"June!" he shouted up the stairs. "Come down here!"
"Yes! Yes, I'm coming!" she cried, for she had never heard Peter use that tone and she was sure something awful had happened to Billy Brad. She did not wait to arrange her hair, which was rather mussed because she had been lying on the bed; nor to bathe her eyes, which were rather red for some other reason. She came running down the stairs.
"Here!" cried Peter Bradley thrusting Billy Brad at her. "You can take care of this -- this -- impudent child until his parents come. I've had enough of him. I won't stand his contrariness! I've had enough of his nonsense!"
He stood a moment glowering angrily at June, who was hardly more than a misty whiteness in the dark of the hall. He breathed hard and he was thoroughly angry at everything in the world.
"And I've had enough of your nonsense, too!" he cried suddenly. "I won't stand it! I don't have to put up with every fool notion that every child and silly girl thinks up to annoy me with. I have a right to my way once in awhile."
"Oh, you're hurting my wrist!" exclaimed June, for he had reached out and grasped it. "You don't need to be so rough; you don't need to jerk me like that!"
"That's got nothing to do with it!" cried Peter. "What I want to know, here and now, once and for all --"
"Well, you needn't think, just because you get angry --"
"Oh, stop it!" ordered Peter, in a loud voice. "I'm tired of nonsense! Are you going to marry me, or not?"
"Well, if you're going to break my wrist --"
Because she wore rubber heels, Mrs. Bradley, returning from the movies, was at the door before anyone heard her.
"For mercy's sake!" she exclaimed. "What is all this shouting about? I heard you clear to the corner!"
June giggled. She put the hand Peter had suddenly released on the arm of Peter's coat.
"It's all right," she said. "It's only the way Peter and I get engaged."

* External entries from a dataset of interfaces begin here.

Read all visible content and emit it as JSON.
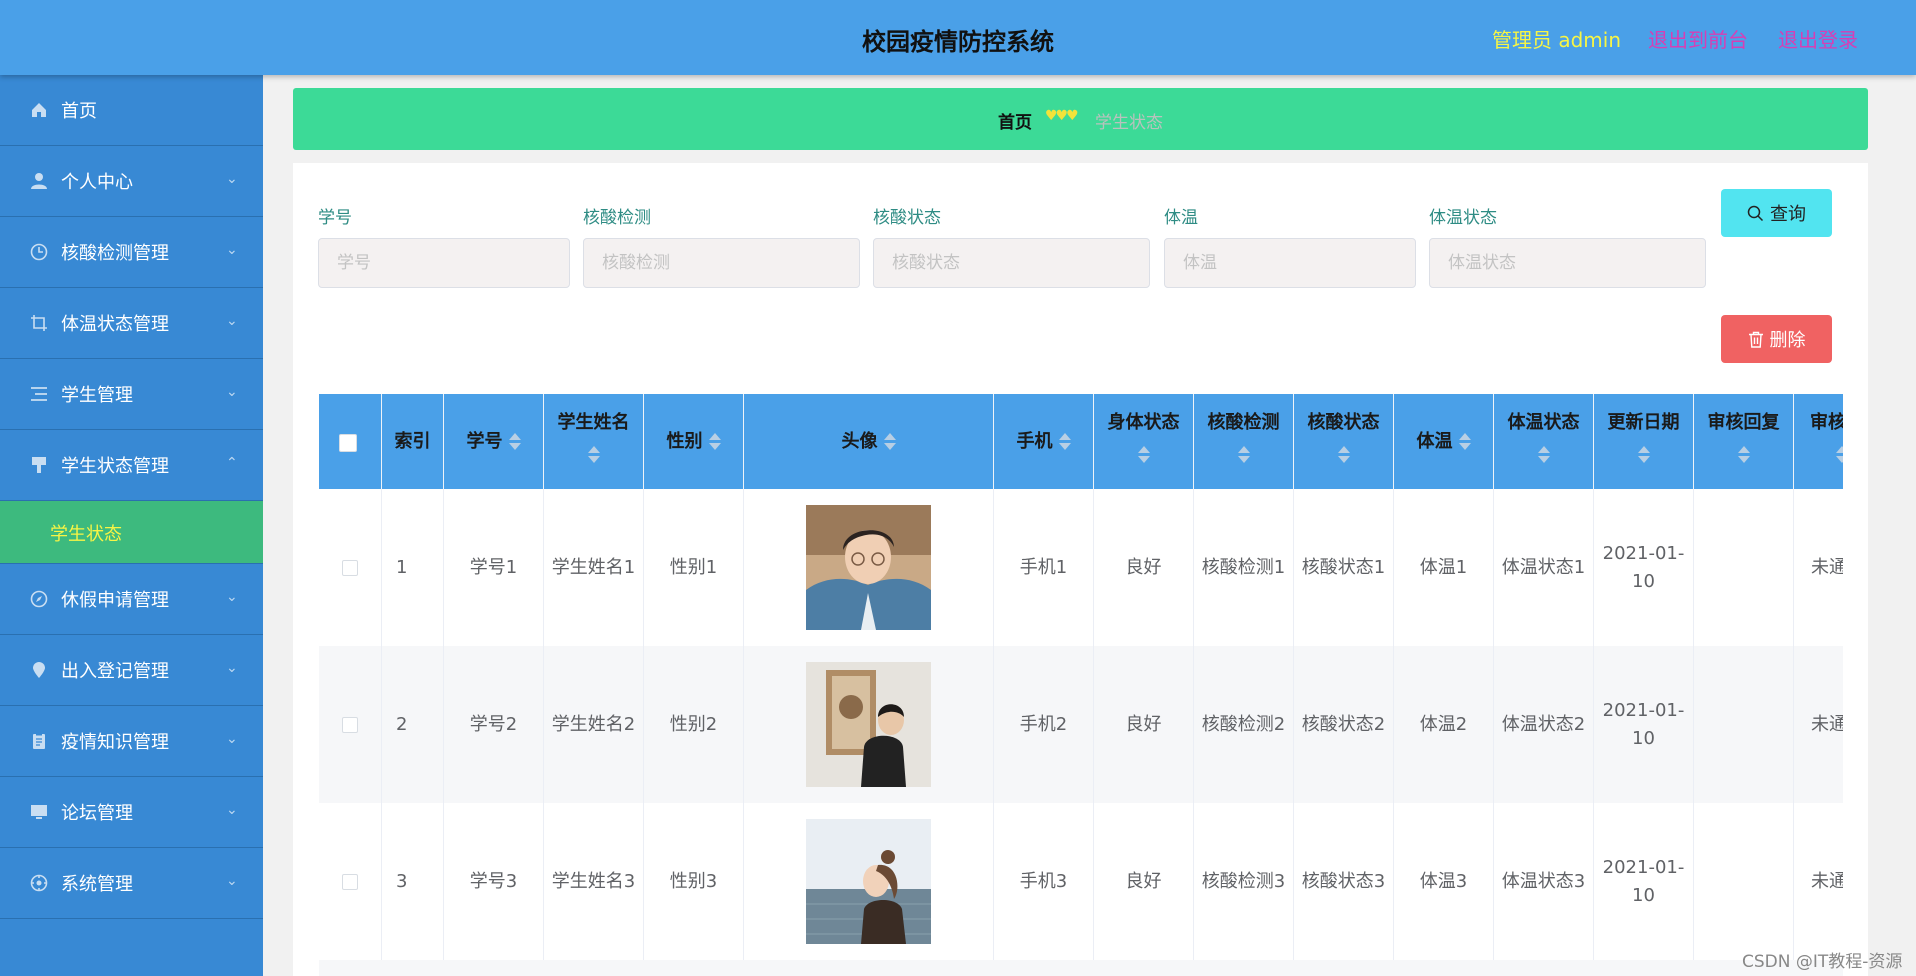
{
  "header": {
    "title": "校园疫情防控系统",
    "user": "管理员 admin",
    "to_front": "退出到前台",
    "logout": "退出登录"
  },
  "sidebar": {
    "items": [
      {
        "label": "首页",
        "icon": "home-icon",
        "expandable": false
      },
      {
        "label": "个人中心",
        "icon": "user-icon",
        "expandable": true
      },
      {
        "label": "核酸检测管理",
        "icon": "clock-icon",
        "expandable": true
      },
      {
        "label": "体温状态管理",
        "icon": "crop-icon",
        "expandable": true
      },
      {
        "label": "学生管理",
        "icon": "list-icon",
        "expandable": true
      },
      {
        "label": "学生状态管理",
        "icon": "brush-icon",
        "expandable": true,
        "expanded": true
      },
      {
        "label": "休假申请管理",
        "icon": "compass-icon",
        "expandable": true
      },
      {
        "label": "出入登记管理",
        "icon": "location-icon",
        "expandable": true
      },
      {
        "label": "疫情知识管理",
        "icon": "clipboard-icon",
        "expandable": true
      },
      {
        "label": "论坛管理",
        "icon": "monitor-icon",
        "expandable": true
      },
      {
        "label": "系统管理",
        "icon": "settings-icon",
        "expandable": true
      }
    ],
    "active_sub": "学生状态"
  },
  "breadcrumb": {
    "home": "首页",
    "separator": "♥♥♥",
    "current": "学生状态"
  },
  "search": {
    "fields": [
      {
        "label": "学号",
        "placeholder": "学号",
        "value": ""
      },
      {
        "label": "核酸检测",
        "placeholder": "核酸检测",
        "value": ""
      },
      {
        "label": "核酸状态",
        "placeholder": "核酸状态",
        "value": ""
      },
      {
        "label": "体温",
        "placeholder": "体温",
        "value": ""
      },
      {
        "label": "体温状态",
        "placeholder": "体温状态",
        "value": ""
      }
    ],
    "query_button": "查询",
    "delete_button": "删除"
  },
  "table": {
    "columns": [
      "索引",
      "学号",
      "学生姓名",
      "性别",
      "头像",
      "手机",
      "身体状态",
      "核酸检测",
      "核酸状态",
      "体温",
      "体温状态",
      "更新日期",
      "审核回复",
      "审核"
    ],
    "rows": [
      {
        "index": "1",
        "student_id": "学号1",
        "name": "学生姓名1",
        "gender": "性别1",
        "phone": "手机1",
        "body_status": "良好",
        "nucleic_test": "核酸检测1",
        "nucleic_status": "核酸状态1",
        "temperature": "体温1",
        "temp_status": "体温状态1",
        "updated": "2021-01-10",
        "review_reply": "",
        "review": "未通"
      },
      {
        "index": "2",
        "student_id": "学号2",
        "name": "学生姓名2",
        "gender": "性别2",
        "phone": "手机2",
        "body_status": "良好",
        "nucleic_test": "核酸检测2",
        "nucleic_status": "核酸状态2",
        "temperature": "体温2",
        "temp_status": "体温状态2",
        "updated": "2021-01-10",
        "review_reply": "",
        "review": "未通"
      },
      {
        "index": "3",
        "student_id": "学号3",
        "name": "学生姓名3",
        "gender": "性别3",
        "phone": "手机3",
        "body_status": "良好",
        "nucleic_test": "核酸检测3",
        "nucleic_status": "核酸状态3",
        "temperature": "体温3",
        "temp_status": "体温状态3",
        "updated": "2021-01-10",
        "review_reply": "",
        "review": "未通"
      }
    ]
  },
  "watermark": "CSDN @IT教程-资源"
}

"And -- and the awfully big, old dragon he did snorkle out fire," said Billy Brad brazenly. "And -- and he wasn't a squail."
June dropped to one knee and put her arms around Billy Brad and kissed him smackingly on one cheek.
"We just love awfully big old dragons that snorkle fire, don't we, Billy Brad?" she said.
"And was Billy Brad a good boy while we were away?" asked Mrs. Bradley.
"No!" said Uncle Peter. "No, he was not a good boy. He --"
"-- was a wonderful boy!" said June, gazing tenderly at Billy Brad.